(Record extracts):
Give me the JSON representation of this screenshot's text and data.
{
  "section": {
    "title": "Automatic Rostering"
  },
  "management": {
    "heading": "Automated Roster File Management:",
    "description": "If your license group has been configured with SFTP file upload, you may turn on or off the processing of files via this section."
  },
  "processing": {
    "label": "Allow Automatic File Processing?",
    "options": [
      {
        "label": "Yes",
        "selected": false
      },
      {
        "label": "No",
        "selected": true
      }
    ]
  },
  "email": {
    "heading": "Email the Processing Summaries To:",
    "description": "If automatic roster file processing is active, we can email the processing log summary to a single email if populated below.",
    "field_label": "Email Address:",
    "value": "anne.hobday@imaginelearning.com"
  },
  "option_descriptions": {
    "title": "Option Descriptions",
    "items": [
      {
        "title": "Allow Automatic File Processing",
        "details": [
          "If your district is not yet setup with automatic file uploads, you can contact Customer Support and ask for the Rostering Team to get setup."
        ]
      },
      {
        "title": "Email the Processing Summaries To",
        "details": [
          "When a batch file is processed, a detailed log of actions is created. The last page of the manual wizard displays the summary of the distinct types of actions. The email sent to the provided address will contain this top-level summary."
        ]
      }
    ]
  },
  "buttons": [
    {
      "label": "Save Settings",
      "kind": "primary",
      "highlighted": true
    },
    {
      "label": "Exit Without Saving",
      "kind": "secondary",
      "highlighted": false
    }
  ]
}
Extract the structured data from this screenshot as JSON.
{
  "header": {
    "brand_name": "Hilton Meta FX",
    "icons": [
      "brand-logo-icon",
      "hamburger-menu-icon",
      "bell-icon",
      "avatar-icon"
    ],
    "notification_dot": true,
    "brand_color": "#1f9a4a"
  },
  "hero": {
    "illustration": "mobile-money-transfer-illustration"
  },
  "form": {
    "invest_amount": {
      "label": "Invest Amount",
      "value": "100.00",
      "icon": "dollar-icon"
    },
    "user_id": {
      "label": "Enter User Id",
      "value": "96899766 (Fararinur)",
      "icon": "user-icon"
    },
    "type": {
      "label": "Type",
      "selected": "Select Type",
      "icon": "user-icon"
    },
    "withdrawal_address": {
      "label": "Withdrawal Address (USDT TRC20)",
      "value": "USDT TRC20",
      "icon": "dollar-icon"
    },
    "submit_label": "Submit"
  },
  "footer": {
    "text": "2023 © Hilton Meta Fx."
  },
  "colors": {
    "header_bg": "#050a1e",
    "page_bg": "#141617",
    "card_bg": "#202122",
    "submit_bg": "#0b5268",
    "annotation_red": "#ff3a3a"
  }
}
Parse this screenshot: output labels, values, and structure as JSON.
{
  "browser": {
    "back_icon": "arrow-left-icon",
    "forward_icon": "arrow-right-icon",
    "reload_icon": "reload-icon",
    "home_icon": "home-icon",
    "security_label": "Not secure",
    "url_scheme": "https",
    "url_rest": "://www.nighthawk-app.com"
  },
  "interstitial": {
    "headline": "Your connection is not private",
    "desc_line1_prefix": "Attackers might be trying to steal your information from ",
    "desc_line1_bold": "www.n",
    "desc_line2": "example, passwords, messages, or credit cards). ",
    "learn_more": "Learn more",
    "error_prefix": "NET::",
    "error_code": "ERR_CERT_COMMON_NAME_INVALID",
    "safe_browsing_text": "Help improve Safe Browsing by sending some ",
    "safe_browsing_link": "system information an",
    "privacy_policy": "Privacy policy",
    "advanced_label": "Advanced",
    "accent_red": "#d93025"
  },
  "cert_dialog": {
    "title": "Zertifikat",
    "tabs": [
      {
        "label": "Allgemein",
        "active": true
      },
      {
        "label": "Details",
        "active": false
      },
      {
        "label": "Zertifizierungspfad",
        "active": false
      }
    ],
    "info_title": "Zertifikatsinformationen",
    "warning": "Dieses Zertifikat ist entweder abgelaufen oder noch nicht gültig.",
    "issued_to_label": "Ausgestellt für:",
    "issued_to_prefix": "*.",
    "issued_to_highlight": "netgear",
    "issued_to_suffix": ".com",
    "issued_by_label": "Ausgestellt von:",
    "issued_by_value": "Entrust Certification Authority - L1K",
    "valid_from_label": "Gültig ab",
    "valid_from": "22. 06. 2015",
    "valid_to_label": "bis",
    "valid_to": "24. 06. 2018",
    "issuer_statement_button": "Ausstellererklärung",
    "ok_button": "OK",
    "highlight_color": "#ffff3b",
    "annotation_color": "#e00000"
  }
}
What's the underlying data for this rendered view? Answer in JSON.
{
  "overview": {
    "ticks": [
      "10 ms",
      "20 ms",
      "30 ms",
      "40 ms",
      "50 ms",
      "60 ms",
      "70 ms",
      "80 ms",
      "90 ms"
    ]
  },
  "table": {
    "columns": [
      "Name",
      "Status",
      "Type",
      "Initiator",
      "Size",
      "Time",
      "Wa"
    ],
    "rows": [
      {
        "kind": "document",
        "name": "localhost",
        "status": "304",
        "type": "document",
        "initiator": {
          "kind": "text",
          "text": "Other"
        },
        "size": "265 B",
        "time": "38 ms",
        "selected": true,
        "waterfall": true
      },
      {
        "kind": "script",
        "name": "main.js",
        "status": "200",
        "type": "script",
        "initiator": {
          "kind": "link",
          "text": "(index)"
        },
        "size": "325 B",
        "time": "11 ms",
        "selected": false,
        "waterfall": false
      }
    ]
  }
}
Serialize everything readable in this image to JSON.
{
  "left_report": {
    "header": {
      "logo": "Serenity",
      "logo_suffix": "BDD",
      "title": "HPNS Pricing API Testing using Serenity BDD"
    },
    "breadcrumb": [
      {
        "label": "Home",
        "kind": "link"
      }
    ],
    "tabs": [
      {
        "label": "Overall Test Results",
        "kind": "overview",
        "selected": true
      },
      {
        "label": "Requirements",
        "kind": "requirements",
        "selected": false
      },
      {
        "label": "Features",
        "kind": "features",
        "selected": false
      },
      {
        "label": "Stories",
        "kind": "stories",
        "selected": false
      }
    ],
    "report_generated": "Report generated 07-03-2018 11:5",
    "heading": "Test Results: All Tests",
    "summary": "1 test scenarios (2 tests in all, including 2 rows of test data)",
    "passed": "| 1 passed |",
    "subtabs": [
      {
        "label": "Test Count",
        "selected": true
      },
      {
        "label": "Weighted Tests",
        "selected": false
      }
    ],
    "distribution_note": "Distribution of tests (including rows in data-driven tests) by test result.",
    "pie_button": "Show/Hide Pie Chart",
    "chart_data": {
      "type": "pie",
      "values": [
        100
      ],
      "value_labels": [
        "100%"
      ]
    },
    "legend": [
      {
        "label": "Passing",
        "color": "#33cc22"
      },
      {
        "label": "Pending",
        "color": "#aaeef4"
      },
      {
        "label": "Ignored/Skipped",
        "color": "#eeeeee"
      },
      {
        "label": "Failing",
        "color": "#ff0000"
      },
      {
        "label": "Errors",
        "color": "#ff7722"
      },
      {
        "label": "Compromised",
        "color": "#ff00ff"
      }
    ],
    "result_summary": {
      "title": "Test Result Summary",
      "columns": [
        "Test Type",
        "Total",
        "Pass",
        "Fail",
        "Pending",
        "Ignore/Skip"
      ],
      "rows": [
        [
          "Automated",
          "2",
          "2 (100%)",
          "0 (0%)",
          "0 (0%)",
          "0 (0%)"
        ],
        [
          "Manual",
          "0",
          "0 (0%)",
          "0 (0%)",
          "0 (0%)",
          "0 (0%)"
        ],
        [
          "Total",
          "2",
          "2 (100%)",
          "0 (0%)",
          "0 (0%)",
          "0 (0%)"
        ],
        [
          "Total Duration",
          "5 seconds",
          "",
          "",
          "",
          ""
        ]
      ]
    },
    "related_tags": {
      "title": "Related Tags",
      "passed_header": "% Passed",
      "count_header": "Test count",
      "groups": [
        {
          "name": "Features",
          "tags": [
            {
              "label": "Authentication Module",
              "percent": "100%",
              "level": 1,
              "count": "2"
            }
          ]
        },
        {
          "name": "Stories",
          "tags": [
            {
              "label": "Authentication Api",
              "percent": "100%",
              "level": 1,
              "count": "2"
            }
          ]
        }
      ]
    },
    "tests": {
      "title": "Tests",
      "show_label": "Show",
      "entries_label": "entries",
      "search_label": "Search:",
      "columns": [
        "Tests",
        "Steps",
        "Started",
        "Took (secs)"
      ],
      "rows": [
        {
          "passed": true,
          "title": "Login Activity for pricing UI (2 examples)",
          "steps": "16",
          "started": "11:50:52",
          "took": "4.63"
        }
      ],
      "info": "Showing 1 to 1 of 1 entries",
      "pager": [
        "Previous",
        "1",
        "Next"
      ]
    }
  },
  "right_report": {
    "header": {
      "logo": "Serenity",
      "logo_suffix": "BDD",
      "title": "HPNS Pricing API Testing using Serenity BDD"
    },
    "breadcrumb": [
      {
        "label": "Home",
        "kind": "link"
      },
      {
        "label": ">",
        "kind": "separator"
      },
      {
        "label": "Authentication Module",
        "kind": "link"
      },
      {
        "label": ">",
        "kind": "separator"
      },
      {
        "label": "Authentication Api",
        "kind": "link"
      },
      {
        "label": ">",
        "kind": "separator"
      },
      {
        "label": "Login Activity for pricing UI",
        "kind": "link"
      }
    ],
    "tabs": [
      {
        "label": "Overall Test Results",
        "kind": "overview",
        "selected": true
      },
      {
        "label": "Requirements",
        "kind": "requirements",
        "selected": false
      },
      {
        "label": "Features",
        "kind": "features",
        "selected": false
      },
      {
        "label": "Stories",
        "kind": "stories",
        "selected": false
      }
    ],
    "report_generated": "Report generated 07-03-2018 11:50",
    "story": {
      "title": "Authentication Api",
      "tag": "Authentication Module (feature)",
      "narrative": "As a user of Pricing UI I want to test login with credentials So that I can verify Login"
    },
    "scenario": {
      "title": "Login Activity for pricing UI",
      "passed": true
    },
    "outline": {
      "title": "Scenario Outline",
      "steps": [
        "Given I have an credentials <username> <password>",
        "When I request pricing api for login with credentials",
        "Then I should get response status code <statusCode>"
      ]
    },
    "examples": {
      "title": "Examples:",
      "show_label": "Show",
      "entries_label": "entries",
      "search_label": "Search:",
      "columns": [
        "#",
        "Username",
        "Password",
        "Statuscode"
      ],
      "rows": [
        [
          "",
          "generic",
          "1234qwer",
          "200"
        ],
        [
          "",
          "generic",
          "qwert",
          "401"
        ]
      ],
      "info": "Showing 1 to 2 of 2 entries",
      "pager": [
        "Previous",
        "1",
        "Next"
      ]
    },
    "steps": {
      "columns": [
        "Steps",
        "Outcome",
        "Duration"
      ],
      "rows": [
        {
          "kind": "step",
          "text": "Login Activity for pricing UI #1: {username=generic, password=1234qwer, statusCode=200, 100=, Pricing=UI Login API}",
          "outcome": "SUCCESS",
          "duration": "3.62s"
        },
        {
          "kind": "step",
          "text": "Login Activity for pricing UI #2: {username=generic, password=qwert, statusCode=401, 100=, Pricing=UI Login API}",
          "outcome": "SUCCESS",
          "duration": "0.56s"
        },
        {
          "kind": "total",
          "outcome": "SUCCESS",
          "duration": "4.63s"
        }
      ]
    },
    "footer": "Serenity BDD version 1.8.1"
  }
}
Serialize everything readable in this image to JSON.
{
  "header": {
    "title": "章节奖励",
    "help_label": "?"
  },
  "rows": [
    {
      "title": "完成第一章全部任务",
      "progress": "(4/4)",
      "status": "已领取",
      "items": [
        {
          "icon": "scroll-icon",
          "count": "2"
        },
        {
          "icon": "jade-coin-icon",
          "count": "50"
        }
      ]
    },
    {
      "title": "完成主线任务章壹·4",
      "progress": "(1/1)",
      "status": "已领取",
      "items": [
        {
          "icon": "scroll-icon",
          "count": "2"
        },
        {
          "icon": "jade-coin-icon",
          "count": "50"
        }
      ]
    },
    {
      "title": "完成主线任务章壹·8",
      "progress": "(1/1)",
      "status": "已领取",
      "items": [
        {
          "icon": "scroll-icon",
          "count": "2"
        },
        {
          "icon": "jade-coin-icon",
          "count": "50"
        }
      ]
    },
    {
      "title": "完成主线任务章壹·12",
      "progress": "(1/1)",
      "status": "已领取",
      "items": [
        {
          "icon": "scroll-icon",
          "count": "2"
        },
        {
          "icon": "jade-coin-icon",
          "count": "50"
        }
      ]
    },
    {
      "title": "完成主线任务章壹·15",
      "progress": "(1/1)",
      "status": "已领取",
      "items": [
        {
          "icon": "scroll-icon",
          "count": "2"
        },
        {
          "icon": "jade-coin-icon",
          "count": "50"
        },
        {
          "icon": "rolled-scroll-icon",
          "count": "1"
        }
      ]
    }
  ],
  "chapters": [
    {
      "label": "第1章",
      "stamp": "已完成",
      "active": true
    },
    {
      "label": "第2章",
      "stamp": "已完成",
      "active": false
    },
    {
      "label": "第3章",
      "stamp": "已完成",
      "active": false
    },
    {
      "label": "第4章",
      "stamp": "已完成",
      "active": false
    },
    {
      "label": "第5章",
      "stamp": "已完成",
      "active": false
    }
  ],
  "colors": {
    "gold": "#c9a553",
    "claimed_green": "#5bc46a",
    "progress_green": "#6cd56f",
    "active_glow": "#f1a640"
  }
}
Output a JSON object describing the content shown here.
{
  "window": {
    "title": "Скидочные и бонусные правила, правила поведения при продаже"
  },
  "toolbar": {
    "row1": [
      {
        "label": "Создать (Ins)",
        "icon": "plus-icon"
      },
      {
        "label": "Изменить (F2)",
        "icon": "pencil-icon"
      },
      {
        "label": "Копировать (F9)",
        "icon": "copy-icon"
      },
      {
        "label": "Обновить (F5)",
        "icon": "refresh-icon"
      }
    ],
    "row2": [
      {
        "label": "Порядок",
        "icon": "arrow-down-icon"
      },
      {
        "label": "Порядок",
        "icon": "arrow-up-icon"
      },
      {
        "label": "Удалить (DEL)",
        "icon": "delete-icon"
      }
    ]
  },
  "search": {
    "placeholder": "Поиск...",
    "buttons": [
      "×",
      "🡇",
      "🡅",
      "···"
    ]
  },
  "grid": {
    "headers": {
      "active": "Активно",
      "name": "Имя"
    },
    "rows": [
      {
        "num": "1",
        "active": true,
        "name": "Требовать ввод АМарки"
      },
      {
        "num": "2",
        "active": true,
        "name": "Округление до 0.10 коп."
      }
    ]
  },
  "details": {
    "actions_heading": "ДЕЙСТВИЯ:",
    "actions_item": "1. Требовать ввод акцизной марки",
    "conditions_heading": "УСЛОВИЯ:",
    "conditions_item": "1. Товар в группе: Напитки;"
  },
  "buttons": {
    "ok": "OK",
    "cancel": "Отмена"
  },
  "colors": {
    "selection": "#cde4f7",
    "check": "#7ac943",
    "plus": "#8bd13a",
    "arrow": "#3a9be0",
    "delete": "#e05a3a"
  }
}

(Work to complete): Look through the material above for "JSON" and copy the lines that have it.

(Result for this task):
Give me the JSON representation of this screenshot's text and data.
Extract the structured data from this screenshot as JSON.
Parse this screenshot: output labels, values, and structure as JSON.
What's the underlying data for this rendered view? Answer in JSON.
Serialize everything readable in this image to JSON.
Serialize everything readable in this image to JSON.
Output a JSON object describing the content shown here.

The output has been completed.